**Aim of the task**
Would you copy the records exactly, leaving the pictures out?

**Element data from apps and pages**
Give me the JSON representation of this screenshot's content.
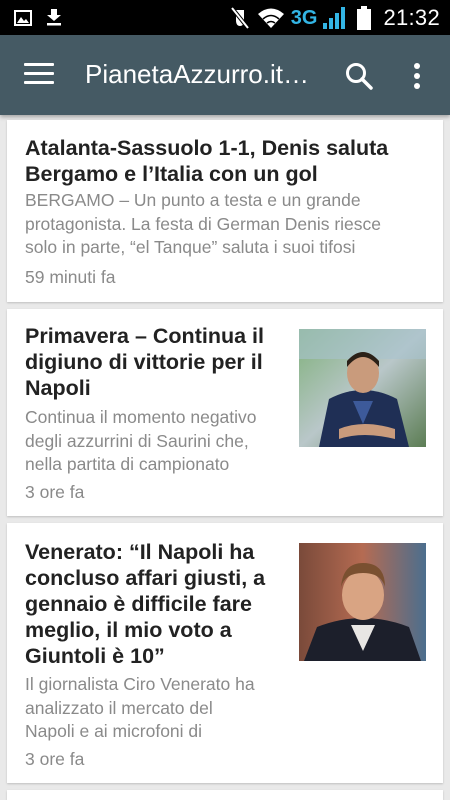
{
  "status_bar": {
    "time": "21:32",
    "network": "3G",
    "icons": [
      "image-icon",
      "download-icon",
      "mute-icon",
      "wifi-icon",
      "signal-icon",
      "battery-icon"
    ]
  },
  "app_bar": {
    "title": "PianetaAzzurro.it…",
    "color": "#455a64",
    "icons": [
      "menu-icon",
      "search-icon",
      "more-vert-icon"
    ]
  },
  "articles": [
    {
      "title_lines": [
        "Atalanta-Sassuolo 1-1, Denis saluta",
        "Bergamo e l’Italia con un gol"
      ],
      "excerpt_lines": [
        "BERGAMO – Un punto a testa e un grande",
        "protagonista. La festa di German Denis riesce",
        "solo in parte, “el Tanque” saluta i suoi tifosi"
      ],
      "time": "59 minuti fa"
    },
    {
      "title_lines": [
        "Primavera – Continua il",
        "digiuno di vittorie per il",
        "Napoli"
      ],
      "excerpt_lines": [
        "Continua il momento negativo",
        "degli azzurrini di Saurini che,",
        "nella partita di campionato"
      ],
      "time": "3 ore fa",
      "thumbnail": "coach-photo"
    },
    {
      "title_lines": [
        "Venerato: “Il Napoli ha",
        "concluso affari giusti, a",
        "gennaio è difficile fare",
        "meglio, il mio voto a",
        "Giuntoli è 10”"
      ],
      "excerpt_lines": [
        "Il giornalista Ciro Venerato  ha",
        "analizzato il mercato del",
        "Napoli e ai microfoni di"
      ],
      "time": "3 ore fa",
      "thumbnail": "journalist-photo"
    }
  ]
}
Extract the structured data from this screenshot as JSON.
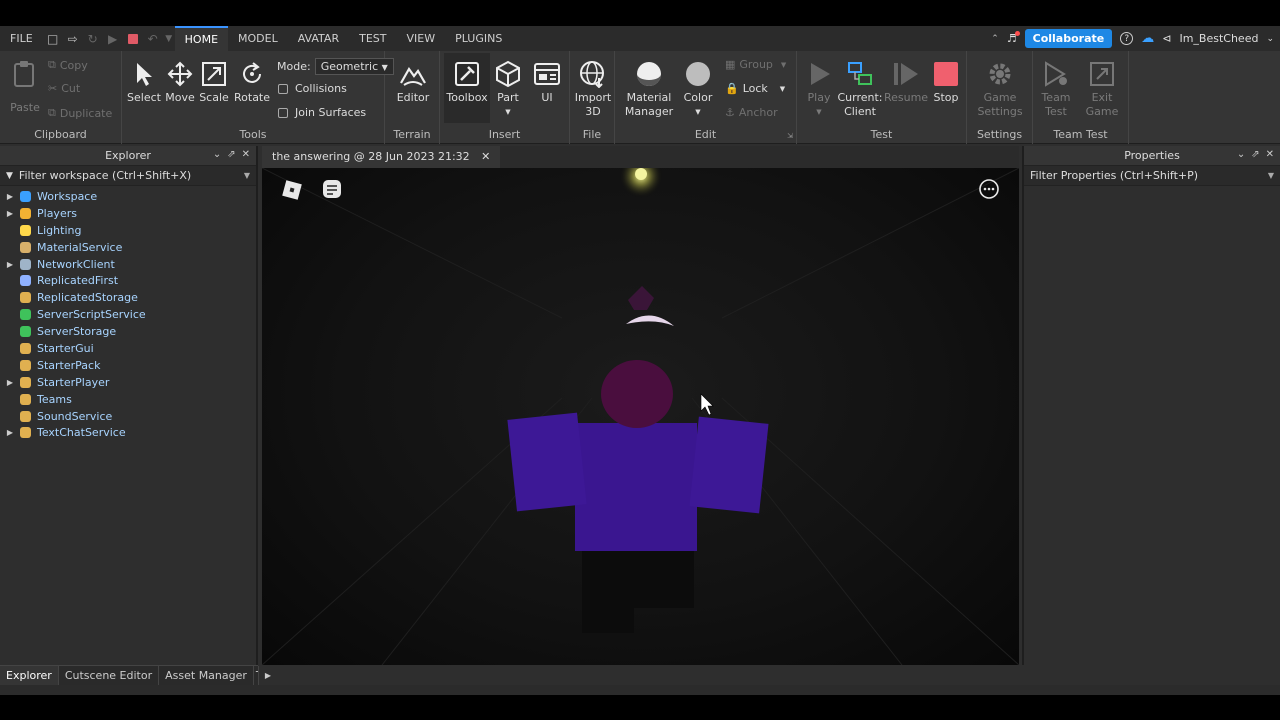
{
  "menubar": {
    "items": [
      "FILE",
      "HOME",
      "MODEL",
      "AVATAR",
      "TEST",
      "VIEW",
      "PLUGINS"
    ],
    "active": "HOME",
    "collaborate_label": "Collaborate",
    "username": "Im_BestCheed"
  },
  "ribbon": {
    "clipboard": {
      "label": "Clipboard",
      "paste": "Paste",
      "copy": "Copy",
      "cut": "Cut",
      "duplicate": "Duplicate"
    },
    "tools": {
      "label": "Tools",
      "select": "Select",
      "move": "Move",
      "scale": "Scale",
      "rotate": "Rotate",
      "mode_label": "Mode:",
      "mode_value": "Geometric",
      "collisions": "Collisions",
      "join_surfaces": "Join Surfaces"
    },
    "terrain": {
      "label": "Terrain",
      "editor": "Editor"
    },
    "insert": {
      "label": "Insert",
      "toolbox": "Toolbox",
      "part": "Part",
      "ui": "UI"
    },
    "file": {
      "label": "File",
      "import_line1": "Import",
      "import_line2": "3D"
    },
    "edit": {
      "label": "Edit",
      "material_line1": "Material",
      "material_line2": "Manager",
      "color": "Color",
      "group": "Group",
      "lock": "Lock",
      "anchor": "Anchor"
    },
    "test": {
      "label": "Test",
      "play": "Play",
      "current_line1": "Current:",
      "current_line2": "Client",
      "resume": "Resume",
      "stop": "Stop"
    },
    "settings": {
      "label": "Settings",
      "game_line1": "Game",
      "game_line2": "Settings"
    },
    "team_test": {
      "label": "Team Test",
      "team_line1": "Team",
      "team_line2": "Test",
      "exit_line1": "Exit",
      "exit_line2": "Game"
    }
  },
  "explorer": {
    "title": "Explorer",
    "filter_placeholder": "Filter workspace (Ctrl+Shift+X)",
    "items": [
      {
        "label": "Workspace",
        "expandable": true,
        "icon": "globe-icon",
        "color": "#3aa0ff"
      },
      {
        "label": "Players",
        "expandable": true,
        "icon": "players-icon",
        "color": "#f2b233"
      },
      {
        "label": "Lighting",
        "expandable": false,
        "icon": "bulb-icon",
        "color": "#ffd84a"
      },
      {
        "label": "MaterialService",
        "expandable": false,
        "icon": "material-icon",
        "color": "#d8b06a"
      },
      {
        "label": "NetworkClient",
        "expandable": true,
        "icon": "network-icon",
        "color": "#9fb4c8"
      },
      {
        "label": "ReplicatedFirst",
        "expandable": false,
        "icon": "replicated-first-icon",
        "color": "#8fb1ff"
      },
      {
        "label": "ReplicatedStorage",
        "expandable": false,
        "icon": "replicated-storage-icon",
        "color": "#e0b050"
      },
      {
        "label": "ServerScriptService",
        "expandable": false,
        "icon": "server-script-icon",
        "color": "#3fc25b"
      },
      {
        "label": "ServerStorage",
        "expandable": false,
        "icon": "server-storage-icon",
        "color": "#3fc25b"
      },
      {
        "label": "StarterGui",
        "expandable": false,
        "icon": "starter-gui-icon",
        "color": "#e0b050"
      },
      {
        "label": "StarterPack",
        "expandable": false,
        "icon": "starter-pack-icon",
        "color": "#e0b050"
      },
      {
        "label": "StarterPlayer",
        "expandable": true,
        "icon": "starter-player-icon",
        "color": "#e0b050"
      },
      {
        "label": "Teams",
        "expandable": false,
        "icon": "teams-icon",
        "color": "#e0b050"
      },
      {
        "label": "SoundService",
        "expandable": false,
        "icon": "sound-icon",
        "color": "#e0b050"
      },
      {
        "label": "TextChatService",
        "expandable": true,
        "icon": "chat-icon",
        "color": "#e0b050"
      }
    ],
    "bottom_tabs": [
      "Explorer",
      "Cutscene Editor",
      "Asset Manager",
      "To"
    ]
  },
  "document": {
    "tab_label": "the answering @ 28 Jun 2023 21:32"
  },
  "properties": {
    "title": "Properties",
    "filter_placeholder": "Filter Properties (Ctrl+Shift+P)"
  },
  "colors": {
    "accent": "#1e88e5",
    "stop": "#f0606e",
    "tree_text": "#a8d4ff"
  }
}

**Reply to the task**
Give me the JSON representation of this screenshot's content.
{
  "status_bar": {
    "time": "21:32",
    "network": "3G",
    "icons": [
      "image-icon",
      "download-icon",
      "mute-icon",
      "wifi-icon",
      "signal-icon",
      "battery-icon"
    ]
  },
  "app_bar": {
    "title": "PianetaAzzurro.it…",
    "color": "#455a64",
    "icons": [
      "menu-icon",
      "search-icon",
      "more-vert-icon"
    ]
  },
  "articles": [
    {
      "title_lines": [
        "Atalanta-Sassuolo 1-1, Denis saluta",
        "Bergamo e l’Italia con un gol"
      ],
      "excerpt_lines": [
        "BERGAMO – Un punto a testa e un grande",
        "protagonista. La festa di German Denis riesce",
        "solo in parte, “el Tanque” saluta i suoi tifosi"
      ],
      "time": "59 minuti fa"
    },
    {
      "title_lines": [
        "Primavera – Continua il",
        "digiuno di vittorie per il",
        "Napoli"
      ],
      "excerpt_lines": [
        "Continua il momento negativo",
        "degli azzurrini di Saurini che,",
        "nella partita di campionato"
      ],
      "time": "3 ore fa",
      "thumbnail": "coach-photo"
    },
    {
      "title_lines": [
        "Venerato: “Il Napoli ha",
        "concluso affari giusti, a",
        "gennaio è difficile fare",
        "meglio, il mio voto a",
        "Giuntoli è 10”"
      ],
      "excerpt_lines": [
        "Il giornalista Ciro Venerato  ha",
        "analizzato il mercato del",
        "Napoli e ai microfoni di"
      ],
      "time": "3 ore fa",
      "thumbnail": "journalist-photo"
    }
  ]
}
Extract the structured data from this screenshot as JSON.
{
  "menubar": {
    "items": [
      "FILE",
      "HOME",
      "MODEL",
      "AVATAR",
      "TEST",
      "VIEW",
      "PLUGINS"
    ],
    "active": "HOME",
    "collaborate_label": "Collaborate",
    "username": "Im_BestCheed"
  },
  "ribbon": {
    "clipboard": {
      "label": "Clipboard",
      "paste": "Paste",
      "copy": "Copy",
      "cut": "Cut",
      "duplicate": "Duplicate"
    },
    "tools": {
      "label": "Tools",
      "select": "Select",
      "move": "Move",
      "scale": "Scale",
      "rotate": "Rotate",
      "mode_label": "Mode:",
      "mode_value": "Geometric",
      "collisions": "Collisions",
      "join_surfaces": "Join Surfaces"
    },
    "terrain": {
      "label": "Terrain",
      "editor": "Editor"
    },
    "insert": {
      "label": "Insert",
      "toolbox": "Toolbox",
      "part": "Part",
      "ui": "UI"
    },
    "file": {
      "label": "File",
      "import_line1": "Import",
      "import_line2": "3D"
    },
    "edit": {
      "label": "Edit",
      "material_line1": "Material",
      "material_line2": "Manager",
      "color": "Color",
      "group": "Group",
      "lock": "Lock",
      "anchor": "Anchor"
    },
    "test": {
      "label": "Test",
      "play": "Play",
      "current_line1": "Current:",
      "current_line2": "Client",
      "resume": "Resume",
      "stop": "Stop"
    },
    "settings": {
      "label": "Settings",
      "game_line1": "Game",
      "game_line2": "Settings"
    },
    "team_test": {
      "label": "Team Test",
      "team_line1": "Team",
      "team_line2": "Test",
      "exit_line1": "Exit",
      "exit_line2": "Game"
    }
  },
  "explorer": {
    "title": "Explorer",
    "filter_placeholder": "Filter workspace (Ctrl+Shift+X)",
    "items": [
      {
        "label": "Workspace",
        "expandable": true,
        "icon": "globe-icon",
        "color": "#3aa0ff"
      },
      {
        "label": "Players",
        "expandable": true,
        "icon": "players-icon",
        "color": "#f2b233"
      },
      {
        "label": "Lighting",
        "expandable": false,
        "icon": "bulb-icon",
        "color": "#ffd84a"
      },
      {
        "label": "MaterialService",
        "expandable": false,
        "icon": "material-icon",
        "color": "#d8b06a"
      },
      {
        "label": "NetworkClient",
        "expandable": true,
        "icon": "network-icon",
        "color": "#9fb4c8"
      },
      {
        "label": "ReplicatedFirst",
        "expandable": false,
        "icon": "replicated-first-icon",
        "color": "#8fb1ff"
      },
      {
        "label": "ReplicatedStorage",
        "expandable": false,
        "icon": "replicated-storage-icon",
        "color": "#e0b050"
      },
      {
        "label": "ServerScriptService",
        "expandable": false,
        "icon": "server-script-icon",
        "color": "#3fc25b"
      },
      {
        "label": "ServerStorage",
        "expandable": false,
        "icon": "server-storage-icon",
        "color": "#3fc25b"
      },
      {
        "label": "StarterGui",
        "expandable": false,
        "icon": "starter-gui-icon",
        "color": "#e0b050"
      },
      {
        "label": "StarterPack",
        "expandable": false,
        "icon": "starter-pack-icon",
        "color": "#e0b050"
      },
      {
        "label": "StarterPlayer",
        "expandable": true,
        "icon": "starter-player-icon",
        "color": "#e0b050"
      },
      {
        "label": "Teams",
        "expandable": false,
        "icon": "teams-icon",
        "color": "#e0b050"
      },
      {
        "label": "SoundService",
        "expandable": false,
        "icon": "sound-icon",
        "color": "#e0b050"
      },
      {
        "label": "TextChatService",
        "expandable": true,
        "icon": "chat-icon",
        "color": "#e0b050"
      }
    ],
    "bottom_tabs": [
      "Explorer",
      "Cutscene Editor",
      "Asset Manager",
      "To"
    ]
  },
  "document": {
    "tab_label": "the answering @ 28 Jun 2023 21:32"
  },
  "properties": {
    "title": "Properties",
    "filter_placeholder": "Filter Properties (Ctrl+Shift+P)"
  },
  "colors": {
    "accent": "#1e88e5",
    "stop": "#f0606e",
    "tree_text": "#a8d4ff"
  }
}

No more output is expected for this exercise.